Check every line of the records below for the string "ПОЛІТИЧНА" and copy the ones that have it.

[Records from a data source]
---

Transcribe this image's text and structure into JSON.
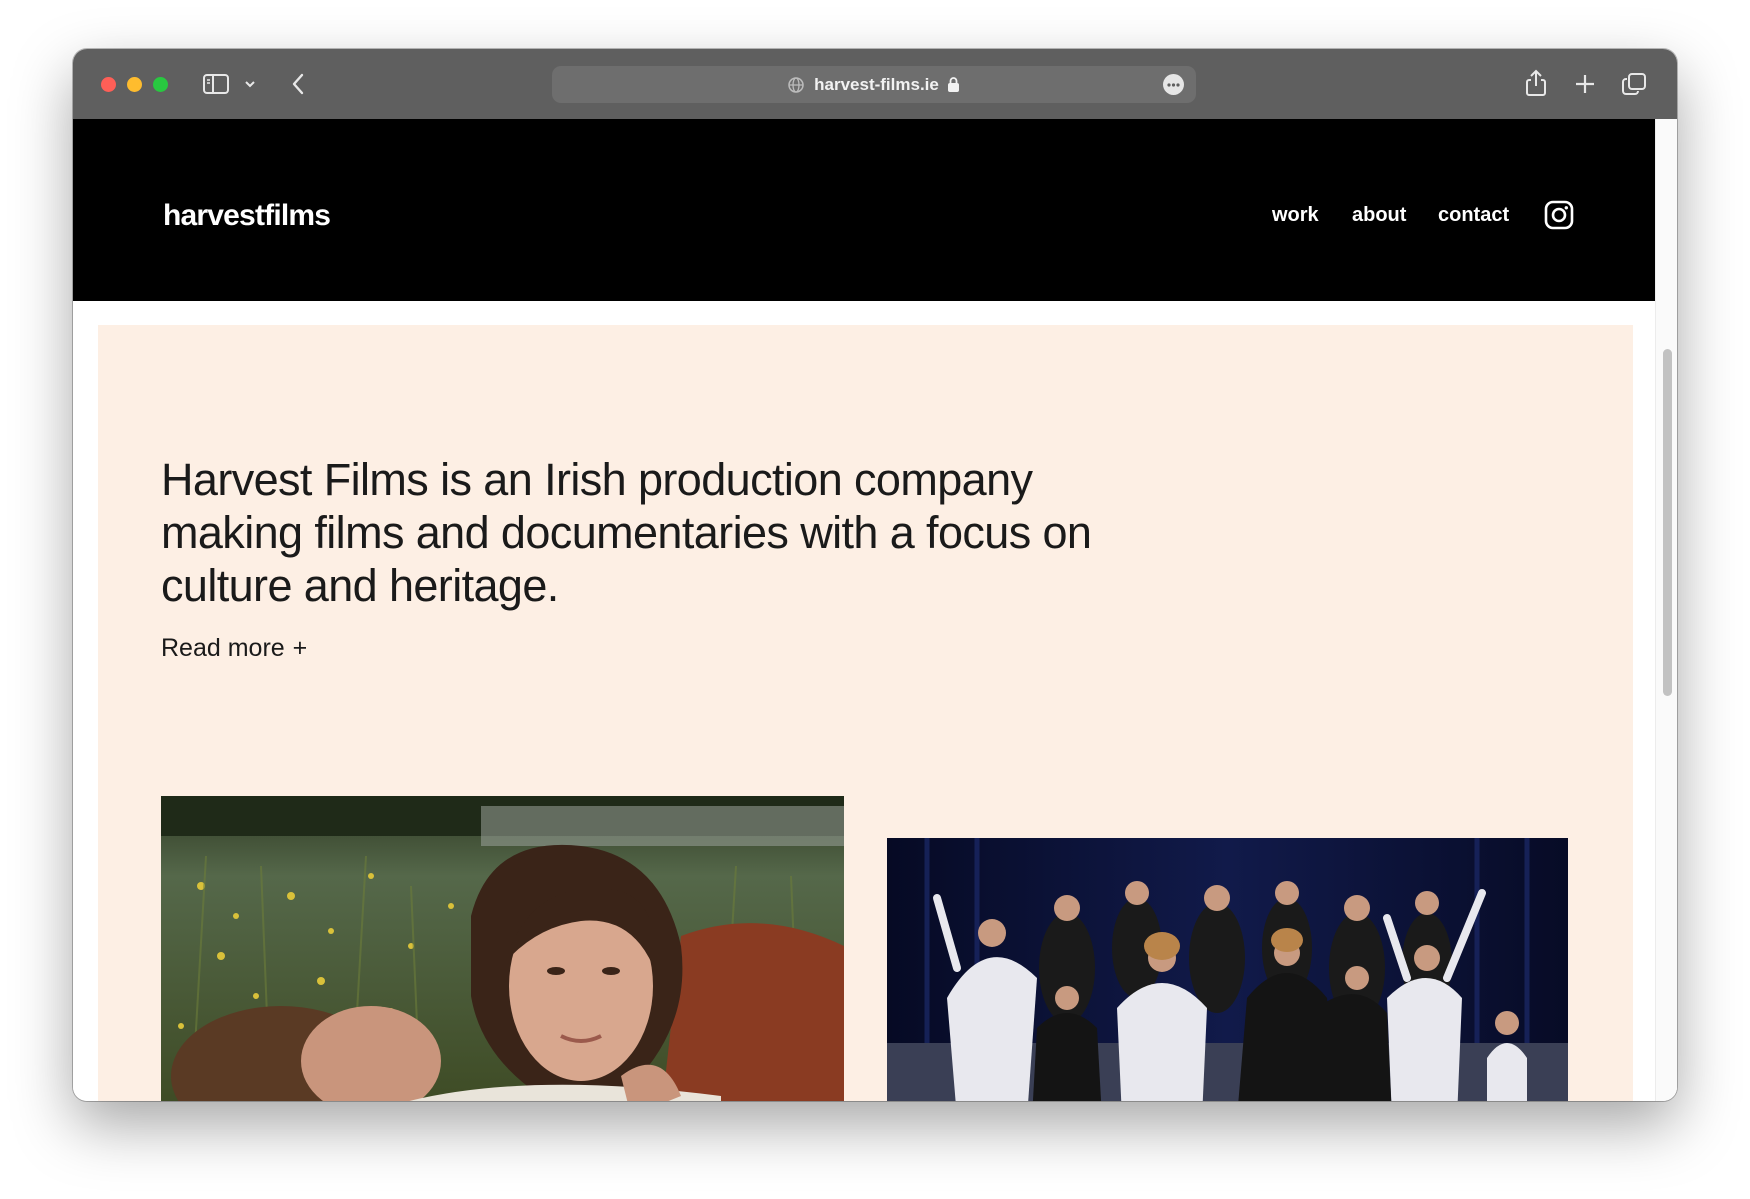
{
  "browser": {
    "url": "harvest-films.ie",
    "icons": {
      "sidebar": "sidebar-toggle-icon",
      "tab_overview": "chevron-down-icon",
      "back": "chevron-left-icon",
      "site": "globe-icon",
      "secure": "lock-icon",
      "more": "ellipsis-icon",
      "share": "share-icon",
      "new_tab": "plus-icon",
      "tabs": "tab-overview-icon"
    },
    "colors": {
      "toolbar": "#5f5f5f",
      "close": "#fe5f57",
      "minimize": "#febc2e",
      "maximize": "#28c840"
    }
  },
  "site": {
    "logo": "harvestfilms",
    "nav": [
      {
        "label": "work"
      },
      {
        "label": "about"
      },
      {
        "label": "contact"
      }
    ],
    "social_icon": "instagram-icon",
    "colors": {
      "header_bg": "#000000",
      "hero_bg": "#fdefe4",
      "text": "#1a1a1a"
    }
  },
  "hero": {
    "headline": "Harvest Films is an Irish production company making films and documentaries with a focus on culture and heritage.",
    "read_more": "Read more",
    "read_more_icon": "+"
  }
}
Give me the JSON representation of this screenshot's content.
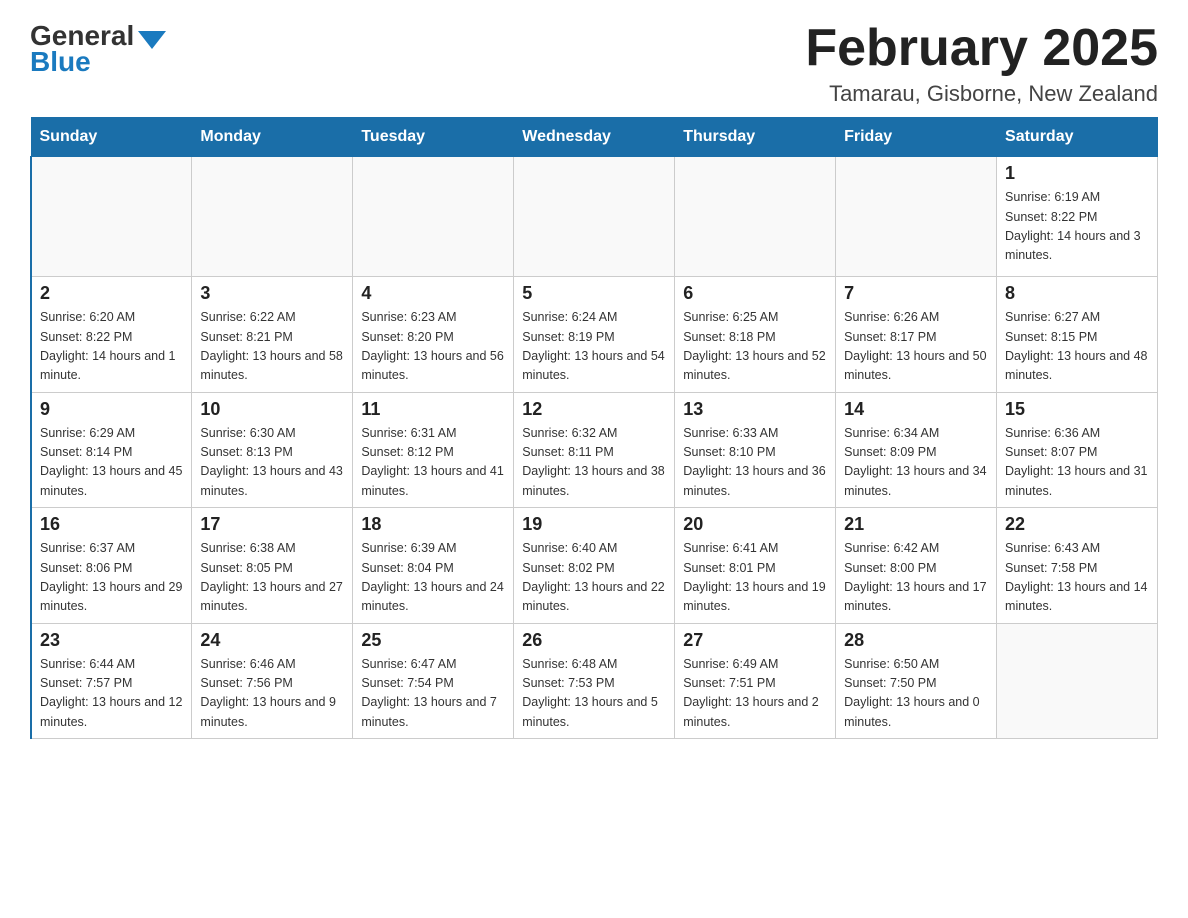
{
  "header": {
    "logo_general": "General",
    "logo_blue": "Blue",
    "title": "February 2025",
    "subtitle": "Tamarau, Gisborne, New Zealand"
  },
  "weekdays": [
    "Sunday",
    "Monday",
    "Tuesday",
    "Wednesday",
    "Thursday",
    "Friday",
    "Saturday"
  ],
  "weeks": [
    [
      {
        "day": "",
        "info": ""
      },
      {
        "day": "",
        "info": ""
      },
      {
        "day": "",
        "info": ""
      },
      {
        "day": "",
        "info": ""
      },
      {
        "day": "",
        "info": ""
      },
      {
        "day": "",
        "info": ""
      },
      {
        "day": "1",
        "info": "Sunrise: 6:19 AM\nSunset: 8:22 PM\nDaylight: 14 hours and 3 minutes."
      }
    ],
    [
      {
        "day": "2",
        "info": "Sunrise: 6:20 AM\nSunset: 8:22 PM\nDaylight: 14 hours and 1 minute."
      },
      {
        "day": "3",
        "info": "Sunrise: 6:22 AM\nSunset: 8:21 PM\nDaylight: 13 hours and 58 minutes."
      },
      {
        "day": "4",
        "info": "Sunrise: 6:23 AM\nSunset: 8:20 PM\nDaylight: 13 hours and 56 minutes."
      },
      {
        "day": "5",
        "info": "Sunrise: 6:24 AM\nSunset: 8:19 PM\nDaylight: 13 hours and 54 minutes."
      },
      {
        "day": "6",
        "info": "Sunrise: 6:25 AM\nSunset: 8:18 PM\nDaylight: 13 hours and 52 minutes."
      },
      {
        "day": "7",
        "info": "Sunrise: 6:26 AM\nSunset: 8:17 PM\nDaylight: 13 hours and 50 minutes."
      },
      {
        "day": "8",
        "info": "Sunrise: 6:27 AM\nSunset: 8:15 PM\nDaylight: 13 hours and 48 minutes."
      }
    ],
    [
      {
        "day": "9",
        "info": "Sunrise: 6:29 AM\nSunset: 8:14 PM\nDaylight: 13 hours and 45 minutes."
      },
      {
        "day": "10",
        "info": "Sunrise: 6:30 AM\nSunset: 8:13 PM\nDaylight: 13 hours and 43 minutes."
      },
      {
        "day": "11",
        "info": "Sunrise: 6:31 AM\nSunset: 8:12 PM\nDaylight: 13 hours and 41 minutes."
      },
      {
        "day": "12",
        "info": "Sunrise: 6:32 AM\nSunset: 8:11 PM\nDaylight: 13 hours and 38 minutes."
      },
      {
        "day": "13",
        "info": "Sunrise: 6:33 AM\nSunset: 8:10 PM\nDaylight: 13 hours and 36 minutes."
      },
      {
        "day": "14",
        "info": "Sunrise: 6:34 AM\nSunset: 8:09 PM\nDaylight: 13 hours and 34 minutes."
      },
      {
        "day": "15",
        "info": "Sunrise: 6:36 AM\nSunset: 8:07 PM\nDaylight: 13 hours and 31 minutes."
      }
    ],
    [
      {
        "day": "16",
        "info": "Sunrise: 6:37 AM\nSunset: 8:06 PM\nDaylight: 13 hours and 29 minutes."
      },
      {
        "day": "17",
        "info": "Sunrise: 6:38 AM\nSunset: 8:05 PM\nDaylight: 13 hours and 27 minutes."
      },
      {
        "day": "18",
        "info": "Sunrise: 6:39 AM\nSunset: 8:04 PM\nDaylight: 13 hours and 24 minutes."
      },
      {
        "day": "19",
        "info": "Sunrise: 6:40 AM\nSunset: 8:02 PM\nDaylight: 13 hours and 22 minutes."
      },
      {
        "day": "20",
        "info": "Sunrise: 6:41 AM\nSunset: 8:01 PM\nDaylight: 13 hours and 19 minutes."
      },
      {
        "day": "21",
        "info": "Sunrise: 6:42 AM\nSunset: 8:00 PM\nDaylight: 13 hours and 17 minutes."
      },
      {
        "day": "22",
        "info": "Sunrise: 6:43 AM\nSunset: 7:58 PM\nDaylight: 13 hours and 14 minutes."
      }
    ],
    [
      {
        "day": "23",
        "info": "Sunrise: 6:44 AM\nSunset: 7:57 PM\nDaylight: 13 hours and 12 minutes."
      },
      {
        "day": "24",
        "info": "Sunrise: 6:46 AM\nSunset: 7:56 PM\nDaylight: 13 hours and 9 minutes."
      },
      {
        "day": "25",
        "info": "Sunrise: 6:47 AM\nSunset: 7:54 PM\nDaylight: 13 hours and 7 minutes."
      },
      {
        "day": "26",
        "info": "Sunrise: 6:48 AM\nSunset: 7:53 PM\nDaylight: 13 hours and 5 minutes."
      },
      {
        "day": "27",
        "info": "Sunrise: 6:49 AM\nSunset: 7:51 PM\nDaylight: 13 hours and 2 minutes."
      },
      {
        "day": "28",
        "info": "Sunrise: 6:50 AM\nSunset: 7:50 PM\nDaylight: 13 hours and 0 minutes."
      },
      {
        "day": "",
        "info": ""
      }
    ]
  ]
}
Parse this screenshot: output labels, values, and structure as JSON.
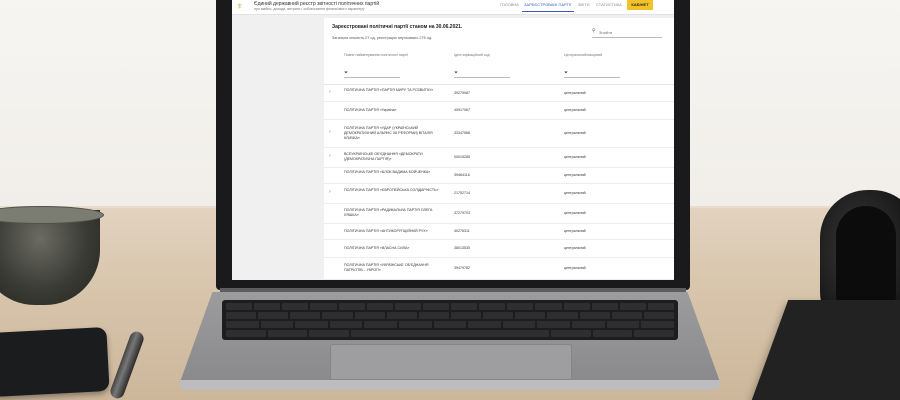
{
  "site": {
    "title": "Єдиний державний реєстр звітності політичних партій",
    "subtitle": "про майно, доходи, витрати і зобов'язання фінансового характеру",
    "nav": [
      "ГОЛОВНА",
      "ЗАРЕЄСТРОВАНІ ПАРТІЇ",
      "ЗВІТИ",
      "СТАТИСТИКА"
    ],
    "active_nav": "ЗАРЕЄСТРОВАНІ ПАРТІЇ",
    "cabinet_label": "КАБІНЕТ",
    "accent_color": "#3d58c4",
    "cabinet_color": "#f3c229"
  },
  "card": {
    "title": "Зареєстровані політичні партії станом на 30.06.2021.",
    "subtitle": "Загальна кількість 27 од, реєстрацію анульовано 276 од.",
    "search_placeholder": "Знайти",
    "columns": [
      "Повне найменування політичної партії",
      "Ідентифікаційний код",
      "Центральний/місцевий"
    ]
  },
  "rows": [
    {
      "expandable": true,
      "name": "ПОЛІТИЧНА ПАРТІЯ «ПАРТІЯ МИРУ ТА РОЗВИТКУ»",
      "code": "39279087",
      "type": "центральний"
    },
    {
      "expandable": false,
      "name": "ПОЛІТИЧНА ПАРТІЯ «Україна»",
      "code": "40917067",
      "type": "центральний"
    },
    {
      "expandable": true,
      "name": "ПОЛІТИЧНА ПАРТІЯ «УДАР (УКРАЇНСЬКИЙ ДЕМОКРАТИЧНИЙ АЛЬЯНС ЗА РЕФОРМИ) ВІТАЛІЯ КЛИЧКА»",
      "code": "33347568",
      "type": "центральний"
    },
    {
      "expandable": true,
      "name": "ВСЕУКРАЇНСЬКЕ ОБ'ЄДНАННЯ «ДЕМОКРАТИ (ДЕМОКРАТИЧНА ПАРТІЯ)»",
      "code": "00015285",
      "type": "центральний"
    },
    {
      "expandable": false,
      "name": "ПОЛІТИЧНА ПАРТІЯ «БЛОК ВАДИМА БОЙЧЕНКА»",
      "code": "39464116",
      "type": "центральний"
    },
    {
      "expandable": true,
      "name": "ПОЛІТИЧНА ПАРТІЯ «ЄВРОПЕЙСЬКА СОЛІДАРНІСТЬ»",
      "code": "21752714",
      "type": "центральний"
    },
    {
      "expandable": false,
      "name": "ПОЛІТИЧНА ПАРТІЯ «РАДИКАЛЬНА ПАРТІЯ ОЛЕГА ЛЯШКА»",
      "code": "37279703",
      "type": "центральний"
    },
    {
      "expandable": false,
      "name": "ПОЛІТИЧНА ПАРТІЯ «АНТИКОРУПЦІЙНИЙ РУХ»",
      "code": "40276311",
      "type": "центральний"
    },
    {
      "expandable": false,
      "name": "ПОЛІТИЧНА ПАРТІЯ «ВЛАСНА СИЛА»",
      "code": "38013535",
      "type": "центральний"
    },
    {
      "expandable": false,
      "name": "ПОЛІТИЧНА ПАРТІЯ «УКРАЇНСЬКЕ ОБ'ЄДНАННЯ ПАТРІОТІВ – УКРОП»",
      "code": "39479782",
      "type": "центральний"
    }
  ]
}
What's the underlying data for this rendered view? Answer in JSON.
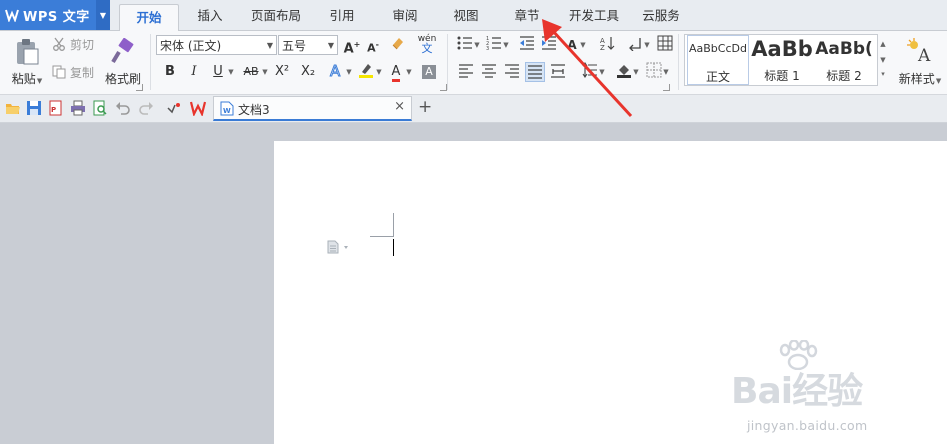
{
  "app": {
    "title": "WPS 文字"
  },
  "menu": {
    "tabs": [
      {
        "label": "开始",
        "active": true
      },
      {
        "label": "插入"
      },
      {
        "label": "页面布局"
      },
      {
        "label": "引用"
      },
      {
        "label": "审阅"
      },
      {
        "label": "视图"
      },
      {
        "label": "章节"
      },
      {
        "label": "开发工具"
      },
      {
        "label": "云服务"
      }
    ]
  },
  "ribbon": {
    "paste_label": "粘贴",
    "cut_label": "剪切",
    "copy_label": "复制",
    "format_painter_label": "格式刷",
    "font_name": "宋体 (正文)",
    "font_size": "五号",
    "bold": "B",
    "italic": "I",
    "underline": "U",
    "strikethrough": "AB",
    "superscript": "X²",
    "subscript": "X₂",
    "font_color_letter": "A",
    "pinyin_label": "wén",
    "styles": [
      {
        "sample": "AaBbCcDd",
        "name": "正文"
      },
      {
        "sample": "AaBb",
        "name": "标题 1"
      },
      {
        "sample": "AaBb(",
        "name": "标题 2"
      }
    ],
    "new_style_label": "新样式"
  },
  "doc_tab": {
    "label": "文档3"
  },
  "watermark": {
    "text": "Bai经验",
    "url": "jingyan.baidu.com"
  },
  "colors": {
    "accent": "#3b7dd8",
    "annotation": "#e8342c"
  }
}
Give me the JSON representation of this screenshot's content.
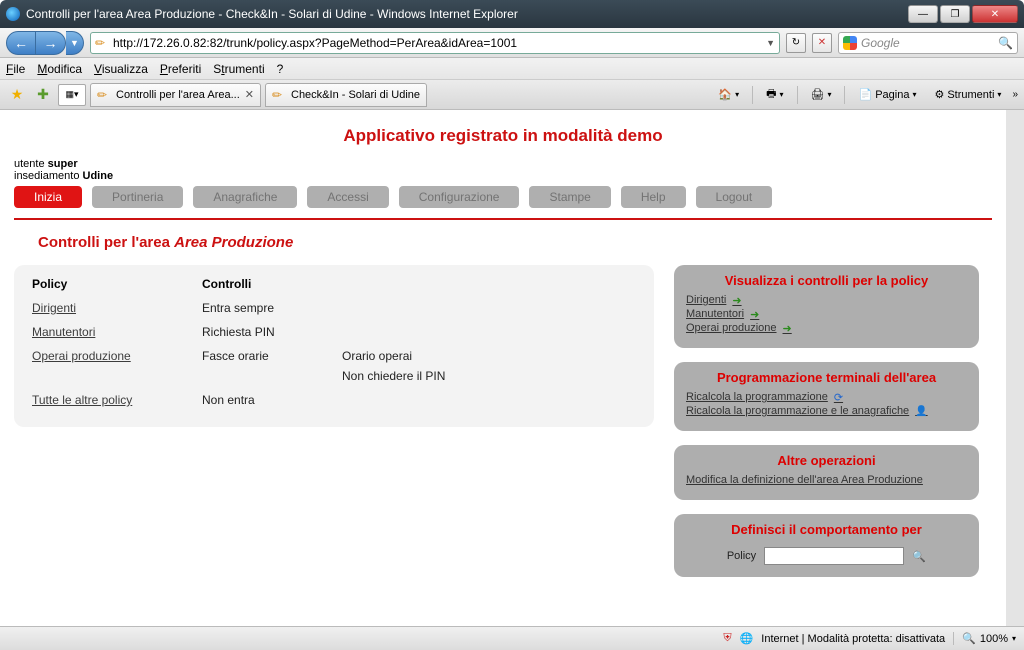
{
  "window": {
    "title": "Controlli per l'area Area Produzione - Check&In - Solari di Udine - Windows Internet Explorer",
    "buttons": {
      "min": "—",
      "max": "❐",
      "close": "✕"
    }
  },
  "nav": {
    "url": "http://172.26.0.82:82/trunk/policy.aspx?PageMethod=PerArea&idArea=1001",
    "refresh": "↻",
    "stop": "✕",
    "search_placeholder": "Google",
    "back": "←",
    "fwd": "→",
    "dd": "▼"
  },
  "menus": [
    "File",
    "Modifica",
    "Visualizza",
    "Preferiti",
    "Strumenti",
    "?"
  ],
  "tabs": [
    {
      "label": "Controlli per l'area Area..."
    },
    {
      "label": "Check&In - Solari di Udine"
    }
  ],
  "toolbar": {
    "pagina": "Pagina",
    "strumenti": "Strumenti",
    "caret": "▾"
  },
  "demo_banner": "Applicativo registrato in modalità demo",
  "user": {
    "prefix": "utente ",
    "name": "super",
    "site_prefix": "insediamento ",
    "site": "Udine"
  },
  "nav_buttons": [
    "Inizia",
    "Portineria",
    "Anagrafiche",
    "Accessi",
    "Configurazione",
    "Stampe",
    "Help",
    "Logout"
  ],
  "page_title_prefix": "Controlli per l'area ",
  "page_title_area": "Area Produzione",
  "left": {
    "headers": {
      "policy": "Policy",
      "controlli": "Controlli"
    },
    "rows": [
      {
        "policy": "Dirigenti",
        "controlli": [
          "Entra sempre"
        ]
      },
      {
        "policy": "Manutentori",
        "controlli": [
          "Richiesta PIN"
        ]
      },
      {
        "policy": "Operai produzione",
        "controlli": [
          "Fasce orarie"
        ],
        "extra": [
          "Orario operai",
          "Non chiedere il PIN"
        ]
      },
      {
        "policy": "Tutte le altre policy",
        "controlli": [
          "Non entra"
        ]
      }
    ]
  },
  "right": {
    "panel1": {
      "title": "Visualizza i controlli per la policy",
      "links": [
        "Dirigenti",
        "Manutentori",
        "Operai produzione"
      ]
    },
    "panel2": {
      "title": "Programmazione terminali dell'area",
      "links": [
        "Ricalcola la programmazione",
        "Ricalcola la programmazione e le anagrafiche"
      ]
    },
    "panel3": {
      "title": "Altre operazioni",
      "links": [
        "Modifica la definizione dell'area Area Produzione"
      ]
    },
    "panel4": {
      "title": "Definisci il comportamento per",
      "policy_label": "Policy"
    }
  },
  "status": {
    "text": "Internet | Modalità protetta: disattivata",
    "zoom": "100%"
  }
}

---

> Task answer:
      "name": "ПОЛІТИЧНА ПАРТІЯ «ПАРТІЯ МИРУ ТА РОЗВИТКУ»",
      "name": "ПОЛІТИЧНА ПАРТІЯ «Україна»",
      "name": "ПОЛІТИЧНА ПАРТІЯ «УДАР (УКРАЇНСЬКИЙ ДЕМОКРАТИЧНИЙ АЛЬЯНС ЗА РЕФОРМИ) ВІТАЛІЯ КЛИЧКА»",
      "name": "ПОЛІТИЧНА ПАРТІЯ «БЛОК ВАДИМА БОЙЧЕНКА»",
      "name": "ПОЛІТИЧНА ПАРТІЯ «ЄВРОПЕЙСЬКА СОЛІДАРНІСТЬ»",
      "name": "ПОЛІТИЧНА ПАРТІЯ «РАДИКАЛЬНА ПАРТІЯ ОЛЕГА ЛЯШКА»",
      "name": "ПОЛІТИЧНА ПАРТІЯ «АНТИКОРУПЦІЙНИЙ РУХ»",
      "name": "ПОЛІТИЧНА ПАРТІЯ «ВЛАСНА СИЛА»",
      "name": "ПОЛІТИЧНА ПАРТІЯ «УКРАЇНСЬКЕ ОБ'ЄДНАННЯ ПАТРІОТІВ – УКРОП»",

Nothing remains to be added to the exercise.